Talk by Susanna Still of the University of Hawaii, Manoa. Given to the Redwood Center for Theoretical Neuroscience at UC Berkeley.
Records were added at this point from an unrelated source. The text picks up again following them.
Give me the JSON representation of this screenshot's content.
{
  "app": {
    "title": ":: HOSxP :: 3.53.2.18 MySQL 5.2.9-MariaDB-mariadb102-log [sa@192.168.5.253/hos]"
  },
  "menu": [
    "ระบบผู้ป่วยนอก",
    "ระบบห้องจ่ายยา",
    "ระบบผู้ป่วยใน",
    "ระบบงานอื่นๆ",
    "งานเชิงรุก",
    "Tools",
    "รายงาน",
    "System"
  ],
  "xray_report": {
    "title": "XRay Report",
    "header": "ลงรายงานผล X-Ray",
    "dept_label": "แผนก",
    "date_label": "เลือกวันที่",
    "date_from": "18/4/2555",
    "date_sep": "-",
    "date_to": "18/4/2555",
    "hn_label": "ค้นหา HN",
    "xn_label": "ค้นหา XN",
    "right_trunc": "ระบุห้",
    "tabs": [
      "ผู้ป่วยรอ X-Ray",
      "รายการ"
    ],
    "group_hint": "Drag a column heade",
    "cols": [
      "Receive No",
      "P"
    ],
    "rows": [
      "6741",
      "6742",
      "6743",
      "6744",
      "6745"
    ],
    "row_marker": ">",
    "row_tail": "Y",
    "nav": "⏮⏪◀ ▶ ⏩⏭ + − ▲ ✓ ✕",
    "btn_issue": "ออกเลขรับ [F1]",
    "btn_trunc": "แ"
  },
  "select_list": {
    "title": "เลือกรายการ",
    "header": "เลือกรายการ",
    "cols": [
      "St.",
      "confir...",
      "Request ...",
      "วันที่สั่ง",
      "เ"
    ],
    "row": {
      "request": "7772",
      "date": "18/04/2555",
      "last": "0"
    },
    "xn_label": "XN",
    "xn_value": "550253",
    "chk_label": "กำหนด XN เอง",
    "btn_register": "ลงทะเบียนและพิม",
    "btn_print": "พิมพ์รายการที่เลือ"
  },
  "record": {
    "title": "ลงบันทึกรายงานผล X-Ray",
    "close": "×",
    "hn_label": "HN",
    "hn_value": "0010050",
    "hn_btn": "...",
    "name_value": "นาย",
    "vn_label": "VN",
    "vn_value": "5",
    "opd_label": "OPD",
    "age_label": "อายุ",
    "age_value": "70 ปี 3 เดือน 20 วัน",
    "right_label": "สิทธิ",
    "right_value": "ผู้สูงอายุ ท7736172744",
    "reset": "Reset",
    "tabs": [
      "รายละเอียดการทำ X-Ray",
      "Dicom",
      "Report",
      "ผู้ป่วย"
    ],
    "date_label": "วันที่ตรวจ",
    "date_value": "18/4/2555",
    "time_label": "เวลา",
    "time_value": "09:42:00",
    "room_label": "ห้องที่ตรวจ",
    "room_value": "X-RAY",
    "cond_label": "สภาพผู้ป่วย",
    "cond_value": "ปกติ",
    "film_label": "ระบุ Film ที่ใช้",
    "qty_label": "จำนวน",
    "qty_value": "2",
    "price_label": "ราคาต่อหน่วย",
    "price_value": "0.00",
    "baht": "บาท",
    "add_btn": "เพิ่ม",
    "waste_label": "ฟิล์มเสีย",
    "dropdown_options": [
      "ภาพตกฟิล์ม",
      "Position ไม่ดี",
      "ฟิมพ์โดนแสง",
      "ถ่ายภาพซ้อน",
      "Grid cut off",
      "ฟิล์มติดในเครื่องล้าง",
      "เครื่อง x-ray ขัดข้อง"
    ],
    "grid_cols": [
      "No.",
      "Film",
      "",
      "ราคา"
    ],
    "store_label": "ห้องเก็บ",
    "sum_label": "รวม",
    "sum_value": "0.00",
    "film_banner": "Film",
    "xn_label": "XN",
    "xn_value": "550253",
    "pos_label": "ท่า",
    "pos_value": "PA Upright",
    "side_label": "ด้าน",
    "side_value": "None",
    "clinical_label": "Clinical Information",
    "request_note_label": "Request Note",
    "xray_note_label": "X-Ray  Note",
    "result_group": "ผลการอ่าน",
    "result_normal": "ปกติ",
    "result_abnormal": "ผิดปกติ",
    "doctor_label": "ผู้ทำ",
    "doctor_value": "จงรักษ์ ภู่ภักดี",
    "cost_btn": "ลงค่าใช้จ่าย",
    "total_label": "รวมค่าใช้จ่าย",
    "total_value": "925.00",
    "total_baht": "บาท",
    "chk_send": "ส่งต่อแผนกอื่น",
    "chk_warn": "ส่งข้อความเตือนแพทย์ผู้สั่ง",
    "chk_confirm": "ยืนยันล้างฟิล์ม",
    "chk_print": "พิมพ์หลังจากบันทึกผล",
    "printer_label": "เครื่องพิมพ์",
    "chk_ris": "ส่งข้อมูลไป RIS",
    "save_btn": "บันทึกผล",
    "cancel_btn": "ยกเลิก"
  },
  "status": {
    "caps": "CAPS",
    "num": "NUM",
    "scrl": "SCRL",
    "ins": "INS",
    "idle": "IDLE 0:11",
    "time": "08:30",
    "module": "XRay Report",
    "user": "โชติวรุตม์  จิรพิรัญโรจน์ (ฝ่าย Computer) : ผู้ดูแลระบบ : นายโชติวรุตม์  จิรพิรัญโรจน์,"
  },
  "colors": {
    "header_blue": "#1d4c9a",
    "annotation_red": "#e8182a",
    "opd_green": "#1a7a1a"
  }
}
Abstract. Understanding the physical processes that underly the functioning of biological computing machinery often requires describing processes that occur far from thermodynamic equilibrium. In recent years significant progress has been made in this area, most notably Jarzynski’s work relation and Crooks’ fluctuation theorem. In this talk I will explore how dissipation of energy is related to a system's information processing inefficiency. The focus is on driven systems that are embedded in a stochastic operating environment. If we describe the system as a state machine, then we can interpret the stochastic dynamics as performing a computation that results in an (implicit) model of the stochastic driving signal. I will show that instantaneous non-predictive information, which serves as a measure of model inefficiency, provides a lower bound on the average dissipated work. This implies that learning systems with larger predictive power can operate more energetically efficiently. We could speculate that perhaps biological systems may have evolved to reflect this kind of adaptation. One interesting insight here is that purely physical notions require what is perfectly in line with the general belief that a useful model must be predictive (at fixed model complexity). Our result thereby ties together ideas from learning theory with basic non-equilibrium thermodynamics.